As dentists, fluoride is one of our best friends. It has been known as nature’s cavity fighter and enamel strengthener for ages, remineralizing teeth and keeping smiles in better shape. It also makes your teeth more resistant to bacteria and tooth decay. Luckily, it’s incredibly easy and convenient to get access to it. You can add more fluoride to your smile with:
- Community water
- Fluoridated bottled water
- Fluoride toothpaste
- Fluoride mouthwash
- Fluoride treatments and sealants at the dentist
However, while fluoride is incredible, we’ve already discussed that too much isn’t great for your enamel. As long as you take any products as instructed, your smile will be perfectly safe and healthy with a good layer of fluoride for your teeth to absorb. Children should especially use fluoride treatment and toothpastes. Their teeth are not immune to decay and cavities. Are baby teeth more prone to cavities? Unfortunately, baby teeth are naturally weaker than adult ones, making it easier and faster for cavities to develop. Be sure to follow your children’s dentist’s instructions on how to use them.
- For children under age 2, put only a smear of remineralizing toothpaste on their toothbrushes. Afterward, tilt their head over a sink or washcloth and let the toothpaste dribble out of their mouth.
- Kids between 3 and 6 years old can use a pea-sized amount of fluoride toothpaste. Make sure to keep a close eye on their brushing to ensure they don’t swallow any.
- Children should not use mouthwashes, fluoride or not, until they are at least age 6. This ensures they do not accidentally swallow any.
Signs of Weak Tooth Enamel
To prevent enamel from extensive damage, you need to look out for sure signs and symptoms that indicate a weakened tooth:
- Tooth discoloration: Healthy enamel is a healthy, solid white. Enamel that has been demineralized by tooth decay can develop white spots. These spots will gradually darken as the decay worsens.
- Tooth sensitivity: Thinner tooth enamel can also increase sensitivity to hot, cold, and sweet foods. This sensitivity is often a symptom of a cavity, so it’s best to see a dentist for an exam if you consistently feel twinges and pain from your teeth.

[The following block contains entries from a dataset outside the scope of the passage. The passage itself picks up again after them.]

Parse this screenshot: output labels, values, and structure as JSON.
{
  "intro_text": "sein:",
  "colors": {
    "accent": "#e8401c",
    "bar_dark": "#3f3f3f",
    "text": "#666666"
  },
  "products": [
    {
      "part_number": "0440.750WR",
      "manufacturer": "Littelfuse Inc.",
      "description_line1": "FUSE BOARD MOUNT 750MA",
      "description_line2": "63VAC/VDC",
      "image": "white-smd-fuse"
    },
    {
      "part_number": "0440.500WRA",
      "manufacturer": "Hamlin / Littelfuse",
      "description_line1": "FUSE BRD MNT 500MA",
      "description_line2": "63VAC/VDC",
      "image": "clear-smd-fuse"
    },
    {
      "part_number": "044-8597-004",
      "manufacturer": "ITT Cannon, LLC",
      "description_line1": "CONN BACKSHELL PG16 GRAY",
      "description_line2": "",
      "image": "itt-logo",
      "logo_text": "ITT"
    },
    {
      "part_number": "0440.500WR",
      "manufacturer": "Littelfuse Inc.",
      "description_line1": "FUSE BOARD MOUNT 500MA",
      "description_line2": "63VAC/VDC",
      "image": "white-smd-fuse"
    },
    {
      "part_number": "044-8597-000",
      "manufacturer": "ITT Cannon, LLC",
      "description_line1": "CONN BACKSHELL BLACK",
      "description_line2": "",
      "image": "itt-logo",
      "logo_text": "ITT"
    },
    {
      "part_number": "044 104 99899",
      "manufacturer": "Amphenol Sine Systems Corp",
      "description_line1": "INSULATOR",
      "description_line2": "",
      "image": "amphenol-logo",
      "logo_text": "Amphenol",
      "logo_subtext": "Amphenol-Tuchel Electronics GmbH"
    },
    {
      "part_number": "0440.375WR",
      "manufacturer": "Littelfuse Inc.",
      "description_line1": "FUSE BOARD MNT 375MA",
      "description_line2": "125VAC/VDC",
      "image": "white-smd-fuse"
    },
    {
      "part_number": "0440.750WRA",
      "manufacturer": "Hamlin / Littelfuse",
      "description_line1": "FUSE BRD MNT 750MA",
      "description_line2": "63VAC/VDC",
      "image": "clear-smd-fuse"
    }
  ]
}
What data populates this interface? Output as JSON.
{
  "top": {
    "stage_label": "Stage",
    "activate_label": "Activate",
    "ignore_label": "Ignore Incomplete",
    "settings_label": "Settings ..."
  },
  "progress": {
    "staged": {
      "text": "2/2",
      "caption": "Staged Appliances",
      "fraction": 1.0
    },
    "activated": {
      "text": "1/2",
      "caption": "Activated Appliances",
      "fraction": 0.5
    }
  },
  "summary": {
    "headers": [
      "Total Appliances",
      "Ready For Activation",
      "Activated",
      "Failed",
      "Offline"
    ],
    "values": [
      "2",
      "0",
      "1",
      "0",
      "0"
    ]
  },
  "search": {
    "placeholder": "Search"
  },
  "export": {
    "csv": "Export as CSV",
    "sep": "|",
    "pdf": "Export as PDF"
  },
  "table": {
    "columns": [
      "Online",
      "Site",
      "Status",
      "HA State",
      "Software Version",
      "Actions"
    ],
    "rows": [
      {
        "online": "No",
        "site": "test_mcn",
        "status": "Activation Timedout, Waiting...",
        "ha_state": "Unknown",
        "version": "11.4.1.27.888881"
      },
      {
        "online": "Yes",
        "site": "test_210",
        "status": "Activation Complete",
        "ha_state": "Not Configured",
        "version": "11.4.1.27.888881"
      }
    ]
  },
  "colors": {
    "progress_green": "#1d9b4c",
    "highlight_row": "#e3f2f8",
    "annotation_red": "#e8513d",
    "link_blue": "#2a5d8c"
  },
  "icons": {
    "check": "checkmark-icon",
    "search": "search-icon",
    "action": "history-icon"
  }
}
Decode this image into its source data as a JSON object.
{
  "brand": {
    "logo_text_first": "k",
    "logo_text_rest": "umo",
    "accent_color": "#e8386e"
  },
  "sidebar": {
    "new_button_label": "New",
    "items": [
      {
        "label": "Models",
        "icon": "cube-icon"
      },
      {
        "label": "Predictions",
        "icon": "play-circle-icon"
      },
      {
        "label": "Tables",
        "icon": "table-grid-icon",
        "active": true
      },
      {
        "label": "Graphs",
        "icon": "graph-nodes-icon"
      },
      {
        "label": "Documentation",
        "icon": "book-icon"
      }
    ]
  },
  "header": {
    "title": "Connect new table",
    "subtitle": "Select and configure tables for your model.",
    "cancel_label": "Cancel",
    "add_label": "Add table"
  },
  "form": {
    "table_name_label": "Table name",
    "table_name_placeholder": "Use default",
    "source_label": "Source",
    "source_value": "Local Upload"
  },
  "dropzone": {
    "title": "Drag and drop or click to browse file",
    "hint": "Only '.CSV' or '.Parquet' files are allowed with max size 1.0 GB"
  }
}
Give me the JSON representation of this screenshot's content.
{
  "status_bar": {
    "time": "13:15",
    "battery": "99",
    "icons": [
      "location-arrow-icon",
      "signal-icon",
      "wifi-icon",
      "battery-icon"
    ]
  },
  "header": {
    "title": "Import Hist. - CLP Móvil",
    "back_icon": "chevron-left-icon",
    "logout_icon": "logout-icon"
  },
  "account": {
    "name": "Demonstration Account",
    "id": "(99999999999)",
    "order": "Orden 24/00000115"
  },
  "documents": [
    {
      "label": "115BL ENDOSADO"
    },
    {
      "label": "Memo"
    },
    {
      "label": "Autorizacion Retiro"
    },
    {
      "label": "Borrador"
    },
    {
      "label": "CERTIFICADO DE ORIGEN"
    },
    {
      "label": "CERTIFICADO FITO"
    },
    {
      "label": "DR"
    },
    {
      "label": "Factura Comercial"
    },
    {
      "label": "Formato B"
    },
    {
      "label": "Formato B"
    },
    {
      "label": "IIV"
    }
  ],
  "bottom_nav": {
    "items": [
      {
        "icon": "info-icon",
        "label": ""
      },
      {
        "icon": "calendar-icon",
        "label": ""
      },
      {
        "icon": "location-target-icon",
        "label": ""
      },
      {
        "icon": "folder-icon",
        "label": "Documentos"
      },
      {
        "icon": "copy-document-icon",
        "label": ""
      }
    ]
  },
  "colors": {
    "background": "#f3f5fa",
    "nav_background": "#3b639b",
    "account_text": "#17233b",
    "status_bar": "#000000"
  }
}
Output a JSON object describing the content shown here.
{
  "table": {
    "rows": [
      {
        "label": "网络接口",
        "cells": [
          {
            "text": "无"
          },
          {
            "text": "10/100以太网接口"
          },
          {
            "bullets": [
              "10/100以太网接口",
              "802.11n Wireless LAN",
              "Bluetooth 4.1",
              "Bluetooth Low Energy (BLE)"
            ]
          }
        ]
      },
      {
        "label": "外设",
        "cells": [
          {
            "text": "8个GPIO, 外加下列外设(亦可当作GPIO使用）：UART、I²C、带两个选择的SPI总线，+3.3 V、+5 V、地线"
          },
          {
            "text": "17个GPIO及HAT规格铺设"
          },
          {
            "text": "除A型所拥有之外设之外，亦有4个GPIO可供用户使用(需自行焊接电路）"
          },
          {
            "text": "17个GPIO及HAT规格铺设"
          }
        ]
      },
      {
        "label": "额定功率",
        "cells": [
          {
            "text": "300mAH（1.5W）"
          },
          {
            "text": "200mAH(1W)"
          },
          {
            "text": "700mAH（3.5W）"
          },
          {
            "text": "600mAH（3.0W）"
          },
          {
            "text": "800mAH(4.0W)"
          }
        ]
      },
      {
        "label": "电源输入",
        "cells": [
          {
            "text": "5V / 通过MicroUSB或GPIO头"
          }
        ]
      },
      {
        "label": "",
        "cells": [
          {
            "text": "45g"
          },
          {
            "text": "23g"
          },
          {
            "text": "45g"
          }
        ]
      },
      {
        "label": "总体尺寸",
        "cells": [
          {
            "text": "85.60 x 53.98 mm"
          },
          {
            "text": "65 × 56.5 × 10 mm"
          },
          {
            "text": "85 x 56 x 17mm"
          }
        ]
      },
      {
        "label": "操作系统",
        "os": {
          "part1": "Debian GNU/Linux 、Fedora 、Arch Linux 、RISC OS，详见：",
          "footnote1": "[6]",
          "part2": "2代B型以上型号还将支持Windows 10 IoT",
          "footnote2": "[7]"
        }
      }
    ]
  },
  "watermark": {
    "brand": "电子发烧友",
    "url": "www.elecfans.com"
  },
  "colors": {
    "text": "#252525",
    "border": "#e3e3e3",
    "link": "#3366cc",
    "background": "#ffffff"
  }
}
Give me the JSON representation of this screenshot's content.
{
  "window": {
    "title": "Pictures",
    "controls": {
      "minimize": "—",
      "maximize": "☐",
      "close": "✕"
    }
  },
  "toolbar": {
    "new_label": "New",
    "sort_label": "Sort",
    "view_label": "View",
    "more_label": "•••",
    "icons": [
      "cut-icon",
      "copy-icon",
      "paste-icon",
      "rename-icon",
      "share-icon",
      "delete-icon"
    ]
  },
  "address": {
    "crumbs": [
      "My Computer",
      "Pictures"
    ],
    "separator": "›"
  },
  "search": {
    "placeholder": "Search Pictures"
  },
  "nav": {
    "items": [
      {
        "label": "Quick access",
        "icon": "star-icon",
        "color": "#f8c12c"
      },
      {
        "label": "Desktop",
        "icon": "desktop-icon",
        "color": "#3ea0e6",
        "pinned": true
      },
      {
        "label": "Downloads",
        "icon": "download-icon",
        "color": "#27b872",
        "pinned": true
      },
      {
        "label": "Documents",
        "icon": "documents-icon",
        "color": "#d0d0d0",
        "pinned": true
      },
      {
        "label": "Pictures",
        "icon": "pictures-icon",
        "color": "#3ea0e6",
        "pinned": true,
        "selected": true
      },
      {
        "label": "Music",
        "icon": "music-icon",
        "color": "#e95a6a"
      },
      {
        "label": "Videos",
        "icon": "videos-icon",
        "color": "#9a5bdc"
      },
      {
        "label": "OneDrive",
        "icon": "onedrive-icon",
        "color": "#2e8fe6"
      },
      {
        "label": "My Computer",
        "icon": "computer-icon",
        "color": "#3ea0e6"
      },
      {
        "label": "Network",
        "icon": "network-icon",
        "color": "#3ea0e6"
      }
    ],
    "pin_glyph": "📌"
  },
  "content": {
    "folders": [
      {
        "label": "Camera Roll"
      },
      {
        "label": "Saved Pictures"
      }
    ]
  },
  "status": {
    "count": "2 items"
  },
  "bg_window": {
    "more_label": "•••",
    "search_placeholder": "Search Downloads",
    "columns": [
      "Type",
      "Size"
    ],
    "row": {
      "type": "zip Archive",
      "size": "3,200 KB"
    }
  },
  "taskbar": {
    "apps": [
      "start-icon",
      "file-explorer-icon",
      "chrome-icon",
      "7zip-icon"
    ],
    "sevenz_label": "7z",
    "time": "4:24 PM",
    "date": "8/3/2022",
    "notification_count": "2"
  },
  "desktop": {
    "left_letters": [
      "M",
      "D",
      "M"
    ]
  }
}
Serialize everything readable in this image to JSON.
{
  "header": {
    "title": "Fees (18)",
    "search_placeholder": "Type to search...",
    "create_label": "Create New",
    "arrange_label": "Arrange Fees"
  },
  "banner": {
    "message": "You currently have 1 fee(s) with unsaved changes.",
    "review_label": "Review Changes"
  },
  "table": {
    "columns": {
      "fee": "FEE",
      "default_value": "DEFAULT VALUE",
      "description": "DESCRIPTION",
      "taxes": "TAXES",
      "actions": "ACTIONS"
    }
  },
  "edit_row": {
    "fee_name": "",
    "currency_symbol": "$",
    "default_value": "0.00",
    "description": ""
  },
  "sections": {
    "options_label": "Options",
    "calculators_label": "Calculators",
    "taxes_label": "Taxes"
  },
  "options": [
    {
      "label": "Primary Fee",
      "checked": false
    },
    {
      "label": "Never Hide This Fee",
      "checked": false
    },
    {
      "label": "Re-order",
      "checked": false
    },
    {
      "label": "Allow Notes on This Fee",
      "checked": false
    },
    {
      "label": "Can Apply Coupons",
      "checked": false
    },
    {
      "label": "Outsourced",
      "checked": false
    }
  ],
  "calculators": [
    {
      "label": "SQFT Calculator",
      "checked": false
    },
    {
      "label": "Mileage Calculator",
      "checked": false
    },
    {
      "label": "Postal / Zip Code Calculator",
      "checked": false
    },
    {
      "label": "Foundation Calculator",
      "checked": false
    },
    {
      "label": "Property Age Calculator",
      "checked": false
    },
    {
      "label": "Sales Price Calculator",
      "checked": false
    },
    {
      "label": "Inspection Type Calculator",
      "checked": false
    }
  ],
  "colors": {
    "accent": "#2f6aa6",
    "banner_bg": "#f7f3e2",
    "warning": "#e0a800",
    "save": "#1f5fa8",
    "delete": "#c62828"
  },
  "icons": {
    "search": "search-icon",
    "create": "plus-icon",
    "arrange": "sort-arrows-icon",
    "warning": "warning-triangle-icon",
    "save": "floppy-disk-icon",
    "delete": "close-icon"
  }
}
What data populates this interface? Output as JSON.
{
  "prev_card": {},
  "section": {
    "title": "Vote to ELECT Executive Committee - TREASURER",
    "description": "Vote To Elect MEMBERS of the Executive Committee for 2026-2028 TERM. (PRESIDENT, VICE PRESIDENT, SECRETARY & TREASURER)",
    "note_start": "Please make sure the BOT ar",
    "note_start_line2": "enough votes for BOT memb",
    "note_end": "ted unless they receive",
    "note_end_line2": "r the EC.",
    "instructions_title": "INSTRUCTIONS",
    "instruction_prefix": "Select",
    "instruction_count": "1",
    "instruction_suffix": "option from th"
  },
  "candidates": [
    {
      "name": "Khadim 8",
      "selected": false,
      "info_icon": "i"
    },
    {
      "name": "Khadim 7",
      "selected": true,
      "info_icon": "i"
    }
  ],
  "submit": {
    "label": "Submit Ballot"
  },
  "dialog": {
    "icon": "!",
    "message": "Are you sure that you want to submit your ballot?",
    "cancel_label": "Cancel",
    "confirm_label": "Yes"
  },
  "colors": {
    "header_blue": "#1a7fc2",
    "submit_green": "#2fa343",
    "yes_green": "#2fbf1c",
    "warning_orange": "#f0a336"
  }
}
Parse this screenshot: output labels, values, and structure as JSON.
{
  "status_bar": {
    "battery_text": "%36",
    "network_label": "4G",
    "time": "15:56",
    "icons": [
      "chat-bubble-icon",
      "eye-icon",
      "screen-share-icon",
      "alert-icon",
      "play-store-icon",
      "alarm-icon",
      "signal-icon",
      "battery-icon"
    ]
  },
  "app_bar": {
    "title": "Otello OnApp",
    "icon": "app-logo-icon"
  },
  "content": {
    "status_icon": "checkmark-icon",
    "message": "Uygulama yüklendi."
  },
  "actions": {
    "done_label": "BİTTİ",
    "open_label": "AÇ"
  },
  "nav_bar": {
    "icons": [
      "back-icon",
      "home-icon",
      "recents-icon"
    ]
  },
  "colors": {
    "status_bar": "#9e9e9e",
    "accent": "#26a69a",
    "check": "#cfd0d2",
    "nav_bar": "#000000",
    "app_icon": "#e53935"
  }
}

- Surface roughness: Normally, our teeth feel smooth on our tongues. However, early stages of enamel loss can cause them to feel rough, especially around the tooth’s edges.
If you experience any of these problems, it’s time to start strengthening your enamel or even see one of our dentists.
- How To Strengthen Your Tooth Enamel In Houston, TX
- Do You Need To Replace Amalgam Fillings In Houston, TX?
- How A Dentist Fixes Your Decayed Or Broken Tooth In Houston, TX
- The Many Ways A Dentist Uses A Dental Crown In Houston, TX
- Can You Save Your Knocked-Out Missing Teeth In Houston, TX?
- Post-Treatment Care: What To Do After A Root Canal In Houston, TX
- Canker Sore in Houston, TX: Is It A Dental Emergency?
- Foods To Avoid If You Don’t Want A Cracked Or Chipped Tooth In Houston, TX
- Tooth Replacement In Houston, TX: What Are My Options?
- Bleeding Gums In Houston, TX: Causes and Treatments
- The Most Common Causes of Gum Pain In Houston, TX
- Emergency Tooth Extraction: Treating Cavities, Gum Disease, and Wisdom Tooth Impaction
- What Can You Do to Save Your Cracked or Chipped Tooth?
- Why Invisalign in Houston, TX Is the Best Choice For Straightening Teeth
- Why Choose A Periodontist For Dental Implants In Houston, TX?
- The Pros and Cons of Getting a Root Canal in Houston, TX
- Should You Consider Sedation Dentistry in Houston, TX?
- Do I Need Wisdom Teeth Removal in Houston, TX?
- What To Do When You Need Immediate Toothache Relief
Our Office Hours
Monday - Friday 9am - 6pm
Saturday 9am - 3pm
Schedule an Appointment Online
or call: (832) 916-4144
5706 San Felipe St Ste B-300
Houston, TX 77057